→ WHAT NEEDS TO BE DONE
Check every line of the entries below for the word "Missing", and copy the ones that have it.

→ EXTRACTED MATERIAL
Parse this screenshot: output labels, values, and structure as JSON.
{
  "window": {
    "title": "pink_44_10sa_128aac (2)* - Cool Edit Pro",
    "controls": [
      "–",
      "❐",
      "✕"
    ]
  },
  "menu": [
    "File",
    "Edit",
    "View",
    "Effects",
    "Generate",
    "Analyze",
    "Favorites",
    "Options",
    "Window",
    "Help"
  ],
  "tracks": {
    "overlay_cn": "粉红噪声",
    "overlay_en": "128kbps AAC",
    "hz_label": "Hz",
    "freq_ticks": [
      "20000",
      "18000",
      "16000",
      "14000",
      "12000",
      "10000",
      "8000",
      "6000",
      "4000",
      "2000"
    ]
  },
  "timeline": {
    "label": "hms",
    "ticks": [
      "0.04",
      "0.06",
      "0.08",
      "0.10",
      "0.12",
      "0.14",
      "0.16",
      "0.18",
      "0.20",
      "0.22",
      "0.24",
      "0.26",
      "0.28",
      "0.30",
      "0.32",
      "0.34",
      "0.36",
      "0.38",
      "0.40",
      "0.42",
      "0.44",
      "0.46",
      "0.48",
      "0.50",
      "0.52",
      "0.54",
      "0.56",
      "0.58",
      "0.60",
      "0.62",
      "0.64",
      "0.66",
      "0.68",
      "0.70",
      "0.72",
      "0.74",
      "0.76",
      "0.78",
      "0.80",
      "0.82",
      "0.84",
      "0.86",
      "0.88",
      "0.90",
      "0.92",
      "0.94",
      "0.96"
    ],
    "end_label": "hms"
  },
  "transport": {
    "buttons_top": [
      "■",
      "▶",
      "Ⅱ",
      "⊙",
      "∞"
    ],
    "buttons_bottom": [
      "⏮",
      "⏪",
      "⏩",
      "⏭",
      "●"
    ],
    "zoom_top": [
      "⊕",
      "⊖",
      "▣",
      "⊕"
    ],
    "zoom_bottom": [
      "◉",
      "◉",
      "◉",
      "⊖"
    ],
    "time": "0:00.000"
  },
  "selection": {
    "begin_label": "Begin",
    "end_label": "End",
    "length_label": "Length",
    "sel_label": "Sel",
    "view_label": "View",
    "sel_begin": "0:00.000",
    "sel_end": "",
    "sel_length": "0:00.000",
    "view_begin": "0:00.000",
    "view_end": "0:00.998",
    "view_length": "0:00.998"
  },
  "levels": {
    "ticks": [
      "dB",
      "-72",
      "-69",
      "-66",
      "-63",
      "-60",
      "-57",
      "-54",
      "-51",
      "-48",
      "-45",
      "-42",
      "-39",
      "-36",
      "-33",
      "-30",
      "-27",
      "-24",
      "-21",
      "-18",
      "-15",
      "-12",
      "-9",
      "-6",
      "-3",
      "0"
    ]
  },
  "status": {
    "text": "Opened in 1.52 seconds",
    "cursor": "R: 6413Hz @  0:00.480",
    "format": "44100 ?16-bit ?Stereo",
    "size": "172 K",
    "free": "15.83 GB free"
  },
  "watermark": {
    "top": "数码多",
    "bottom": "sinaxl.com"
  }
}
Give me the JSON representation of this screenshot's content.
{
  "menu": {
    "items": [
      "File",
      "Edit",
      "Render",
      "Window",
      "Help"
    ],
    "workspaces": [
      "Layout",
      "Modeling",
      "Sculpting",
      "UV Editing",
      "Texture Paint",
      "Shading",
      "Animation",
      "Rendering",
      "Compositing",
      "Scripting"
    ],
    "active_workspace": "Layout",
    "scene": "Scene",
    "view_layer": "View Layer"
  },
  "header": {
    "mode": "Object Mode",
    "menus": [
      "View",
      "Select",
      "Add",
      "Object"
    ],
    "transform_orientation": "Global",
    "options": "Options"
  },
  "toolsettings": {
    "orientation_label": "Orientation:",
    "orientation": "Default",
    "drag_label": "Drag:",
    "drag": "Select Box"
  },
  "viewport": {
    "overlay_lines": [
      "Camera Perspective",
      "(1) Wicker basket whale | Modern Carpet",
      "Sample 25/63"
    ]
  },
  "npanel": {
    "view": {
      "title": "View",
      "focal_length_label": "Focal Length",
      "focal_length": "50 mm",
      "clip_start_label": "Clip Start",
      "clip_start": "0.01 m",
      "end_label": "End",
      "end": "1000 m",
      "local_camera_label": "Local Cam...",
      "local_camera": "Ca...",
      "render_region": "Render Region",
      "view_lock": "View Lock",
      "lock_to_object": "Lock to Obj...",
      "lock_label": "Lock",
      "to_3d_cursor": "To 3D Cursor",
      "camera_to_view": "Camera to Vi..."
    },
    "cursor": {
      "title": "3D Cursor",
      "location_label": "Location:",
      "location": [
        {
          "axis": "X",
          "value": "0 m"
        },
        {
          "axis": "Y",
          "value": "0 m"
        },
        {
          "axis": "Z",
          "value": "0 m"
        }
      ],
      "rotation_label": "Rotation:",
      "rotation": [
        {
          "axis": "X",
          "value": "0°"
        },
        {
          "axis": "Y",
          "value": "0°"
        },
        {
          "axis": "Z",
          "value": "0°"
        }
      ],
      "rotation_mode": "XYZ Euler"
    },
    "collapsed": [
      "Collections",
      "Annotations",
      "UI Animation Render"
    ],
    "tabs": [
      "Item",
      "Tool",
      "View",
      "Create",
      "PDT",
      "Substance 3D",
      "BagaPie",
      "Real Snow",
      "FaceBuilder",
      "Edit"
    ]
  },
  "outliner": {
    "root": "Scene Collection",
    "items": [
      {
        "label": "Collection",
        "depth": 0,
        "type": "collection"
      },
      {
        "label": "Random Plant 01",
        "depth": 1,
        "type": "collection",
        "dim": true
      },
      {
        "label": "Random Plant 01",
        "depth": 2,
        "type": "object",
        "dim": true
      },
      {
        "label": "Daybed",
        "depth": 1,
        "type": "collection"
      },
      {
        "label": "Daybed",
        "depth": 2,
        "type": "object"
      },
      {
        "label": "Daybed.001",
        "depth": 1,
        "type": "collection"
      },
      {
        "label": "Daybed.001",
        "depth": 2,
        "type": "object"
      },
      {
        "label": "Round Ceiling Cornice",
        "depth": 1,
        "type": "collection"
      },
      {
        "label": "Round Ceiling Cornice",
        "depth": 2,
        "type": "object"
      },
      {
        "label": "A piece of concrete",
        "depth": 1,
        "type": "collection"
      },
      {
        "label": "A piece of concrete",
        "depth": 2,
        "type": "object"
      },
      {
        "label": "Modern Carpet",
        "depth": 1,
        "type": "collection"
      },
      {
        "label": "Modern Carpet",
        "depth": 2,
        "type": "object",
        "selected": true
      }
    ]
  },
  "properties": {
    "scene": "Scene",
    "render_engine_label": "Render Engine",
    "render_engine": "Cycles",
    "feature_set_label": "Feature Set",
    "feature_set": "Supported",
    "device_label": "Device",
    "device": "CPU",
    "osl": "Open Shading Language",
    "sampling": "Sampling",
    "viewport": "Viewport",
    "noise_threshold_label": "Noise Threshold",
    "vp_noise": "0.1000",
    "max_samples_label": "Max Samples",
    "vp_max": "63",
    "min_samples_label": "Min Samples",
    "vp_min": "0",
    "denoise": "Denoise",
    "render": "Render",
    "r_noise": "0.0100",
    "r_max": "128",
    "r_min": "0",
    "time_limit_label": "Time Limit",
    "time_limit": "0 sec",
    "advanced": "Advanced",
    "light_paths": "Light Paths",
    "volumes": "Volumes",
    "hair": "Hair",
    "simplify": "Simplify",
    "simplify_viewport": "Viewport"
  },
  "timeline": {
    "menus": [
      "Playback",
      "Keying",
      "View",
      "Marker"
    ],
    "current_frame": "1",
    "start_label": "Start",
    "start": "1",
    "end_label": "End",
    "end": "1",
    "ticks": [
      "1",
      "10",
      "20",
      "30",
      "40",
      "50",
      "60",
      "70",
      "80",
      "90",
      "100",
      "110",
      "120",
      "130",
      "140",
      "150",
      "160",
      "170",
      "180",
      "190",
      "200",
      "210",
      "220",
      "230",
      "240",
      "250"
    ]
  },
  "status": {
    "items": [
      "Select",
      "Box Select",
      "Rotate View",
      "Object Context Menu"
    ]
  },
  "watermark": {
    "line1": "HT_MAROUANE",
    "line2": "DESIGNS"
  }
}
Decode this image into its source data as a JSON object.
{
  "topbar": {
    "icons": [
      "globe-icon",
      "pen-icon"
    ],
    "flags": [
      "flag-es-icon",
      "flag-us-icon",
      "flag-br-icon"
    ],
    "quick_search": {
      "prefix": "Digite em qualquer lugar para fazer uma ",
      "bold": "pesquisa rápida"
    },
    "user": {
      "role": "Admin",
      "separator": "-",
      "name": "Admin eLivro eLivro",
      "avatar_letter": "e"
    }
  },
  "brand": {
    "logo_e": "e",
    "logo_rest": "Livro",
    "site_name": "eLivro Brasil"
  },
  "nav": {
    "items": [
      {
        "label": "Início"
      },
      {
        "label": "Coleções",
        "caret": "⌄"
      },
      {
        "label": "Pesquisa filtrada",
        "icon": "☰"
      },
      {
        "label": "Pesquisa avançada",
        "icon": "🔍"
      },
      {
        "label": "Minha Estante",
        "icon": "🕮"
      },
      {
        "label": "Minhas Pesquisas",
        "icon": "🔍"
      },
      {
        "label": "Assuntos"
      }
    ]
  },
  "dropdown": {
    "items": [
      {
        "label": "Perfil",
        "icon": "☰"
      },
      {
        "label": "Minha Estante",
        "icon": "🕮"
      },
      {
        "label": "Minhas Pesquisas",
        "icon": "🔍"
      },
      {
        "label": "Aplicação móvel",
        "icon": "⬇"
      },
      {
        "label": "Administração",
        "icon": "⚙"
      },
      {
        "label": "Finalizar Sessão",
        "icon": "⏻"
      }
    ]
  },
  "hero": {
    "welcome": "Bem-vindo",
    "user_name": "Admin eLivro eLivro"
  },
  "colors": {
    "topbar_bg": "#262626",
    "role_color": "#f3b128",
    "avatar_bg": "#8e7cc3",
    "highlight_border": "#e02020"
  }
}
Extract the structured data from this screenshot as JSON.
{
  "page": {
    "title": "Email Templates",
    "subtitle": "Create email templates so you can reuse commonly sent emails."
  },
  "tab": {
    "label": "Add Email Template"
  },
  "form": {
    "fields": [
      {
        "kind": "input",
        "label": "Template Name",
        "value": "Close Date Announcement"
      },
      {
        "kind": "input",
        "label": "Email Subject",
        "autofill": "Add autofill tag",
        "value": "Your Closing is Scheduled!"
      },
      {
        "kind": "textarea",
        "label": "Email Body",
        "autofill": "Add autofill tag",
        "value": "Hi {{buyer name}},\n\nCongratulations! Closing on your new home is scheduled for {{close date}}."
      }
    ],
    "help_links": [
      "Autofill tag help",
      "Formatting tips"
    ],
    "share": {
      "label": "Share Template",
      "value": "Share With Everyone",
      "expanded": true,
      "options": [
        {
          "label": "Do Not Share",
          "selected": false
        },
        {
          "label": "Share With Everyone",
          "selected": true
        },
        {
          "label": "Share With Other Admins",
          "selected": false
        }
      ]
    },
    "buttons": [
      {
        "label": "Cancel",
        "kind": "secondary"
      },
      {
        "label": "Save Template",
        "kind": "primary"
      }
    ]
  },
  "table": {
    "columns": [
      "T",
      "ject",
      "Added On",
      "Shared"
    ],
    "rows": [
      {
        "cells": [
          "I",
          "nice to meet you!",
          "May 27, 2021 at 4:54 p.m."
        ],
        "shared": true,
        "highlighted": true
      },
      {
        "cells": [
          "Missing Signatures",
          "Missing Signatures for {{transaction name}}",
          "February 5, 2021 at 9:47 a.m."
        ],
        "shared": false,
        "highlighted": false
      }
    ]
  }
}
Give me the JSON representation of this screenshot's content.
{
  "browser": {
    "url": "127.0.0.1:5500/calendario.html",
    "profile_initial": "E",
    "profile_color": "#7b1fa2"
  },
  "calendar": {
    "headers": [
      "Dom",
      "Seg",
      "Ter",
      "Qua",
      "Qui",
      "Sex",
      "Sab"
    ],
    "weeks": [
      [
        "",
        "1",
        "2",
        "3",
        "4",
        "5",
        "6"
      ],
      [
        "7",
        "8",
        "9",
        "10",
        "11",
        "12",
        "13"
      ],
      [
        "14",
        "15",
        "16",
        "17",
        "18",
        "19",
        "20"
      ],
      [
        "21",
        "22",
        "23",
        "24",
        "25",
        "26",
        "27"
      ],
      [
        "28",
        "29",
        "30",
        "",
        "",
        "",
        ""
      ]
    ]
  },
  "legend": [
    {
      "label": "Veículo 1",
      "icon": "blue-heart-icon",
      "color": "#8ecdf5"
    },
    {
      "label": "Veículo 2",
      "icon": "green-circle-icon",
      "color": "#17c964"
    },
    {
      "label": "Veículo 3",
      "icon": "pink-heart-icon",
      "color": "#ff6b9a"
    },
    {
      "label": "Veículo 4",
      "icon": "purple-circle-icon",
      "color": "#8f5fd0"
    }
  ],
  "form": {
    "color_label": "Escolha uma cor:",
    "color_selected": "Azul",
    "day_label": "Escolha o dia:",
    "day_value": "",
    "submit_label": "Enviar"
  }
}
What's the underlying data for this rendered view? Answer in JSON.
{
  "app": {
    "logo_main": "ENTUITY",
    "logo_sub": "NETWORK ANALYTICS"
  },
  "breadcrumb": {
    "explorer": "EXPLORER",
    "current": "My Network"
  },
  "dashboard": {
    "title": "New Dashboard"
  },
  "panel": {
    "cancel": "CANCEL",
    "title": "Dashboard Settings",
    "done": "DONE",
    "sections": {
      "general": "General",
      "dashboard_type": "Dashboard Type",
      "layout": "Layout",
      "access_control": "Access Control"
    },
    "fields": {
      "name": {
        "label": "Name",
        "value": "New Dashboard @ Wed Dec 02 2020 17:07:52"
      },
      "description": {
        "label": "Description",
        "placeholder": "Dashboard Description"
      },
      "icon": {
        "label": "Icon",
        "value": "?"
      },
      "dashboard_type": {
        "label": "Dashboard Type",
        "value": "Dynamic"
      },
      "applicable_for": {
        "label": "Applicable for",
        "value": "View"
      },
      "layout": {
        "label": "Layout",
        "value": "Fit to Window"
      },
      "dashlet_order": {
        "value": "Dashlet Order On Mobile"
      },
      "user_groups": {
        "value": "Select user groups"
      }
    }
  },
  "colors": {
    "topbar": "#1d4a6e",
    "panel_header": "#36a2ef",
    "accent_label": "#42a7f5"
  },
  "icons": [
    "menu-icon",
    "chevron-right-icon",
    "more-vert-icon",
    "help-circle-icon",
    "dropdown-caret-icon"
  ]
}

→ RESPONSE AREA
          "Missing Signatures",
          "Missing Signatures for {{transaction name}}",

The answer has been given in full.